Former and current top BLS and BEA officials publish paper

Difficulties in adjusting to the digital economy and globalization have led to a chronic overstatement of inflation and, in turn, an understatement of real GDP. That's according to five current and former BLS and BEA researchers.

"Based on our analysis of bias estimates performed by experts external to the Bureau of Labor Statistics and the Bureau of Economic Analysis, we find that these influences on existing price indexes may overstate inflation in the categories of 'personal consumption expenditures' and 'private fixed investment,' leading to a corresponding understatement of real economic growth of less than one-half percentage point per year," they write.

The paper wades into the thorny issues about how to adjust prices to technological change. In addition, it touches on trade with a thinly-veiled reference to how iPhones are produced.

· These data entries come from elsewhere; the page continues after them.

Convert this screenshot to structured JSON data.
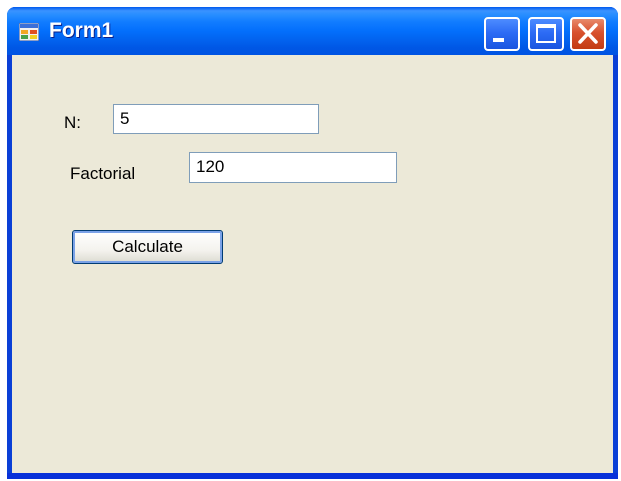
{
  "window": {
    "title": "Form1",
    "icons": {
      "app": "form-app-icon",
      "minimize": "minimize-icon",
      "maximize": "maximize-icon",
      "close": "close-icon"
    }
  },
  "form": {
    "n_label": "N:",
    "n_value": "5",
    "factorial_label": "Factorial",
    "factorial_value": "120",
    "calculate_label": "Calculate"
  },
  "colors": {
    "titlebar": "#0054e3",
    "client": "#ece9d8",
    "close_button": "#c33b14",
    "textbox_border": "#7f9db9"
  }
}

"In a globalized economy, many goods are US-designed (an investment) but manufactured abroad. This practice creates particular problems in accounting for the domestic value of intellectual property. For example, consider a smartphone that is designed in the United States, produced in an Asian country, and then purchased and imported by the US firm for final sale. The Bureau of Economic Analysis counts the wholesale value of the phone, which may include the value of the US firm's intellectual property, as an import and in final sales. Ideally, BEA would also capture the export of the intellectual property to the foreign producer on its surveys of international trade in services. However, under certain contract manufacturing arrangements, there may be no separate transaction for exports of design/software to the Asian manufacturer, thus understating exports in the national accounts," they report.

The paper was published earlier in the month but is getting some attention today.

It's almost taboo to talk about how difficult -- if no impossible -- it is to get good economic data. Dozens of assumptions and adjustments go into every report and it undermines monetary policy, if not financial markets.

An adjustment error of 0.2 percentage points per year in four separate years seems small but it's compounded over time.

In any case, the paper is a great primer on the challenges and assumptions that go into economic data.

Better yet, rather than appointing a dozen officials to the FOMC who are slavishly dedicated to the data; they could help to balance the discussion by adding an experienced BLS or BEA statistician.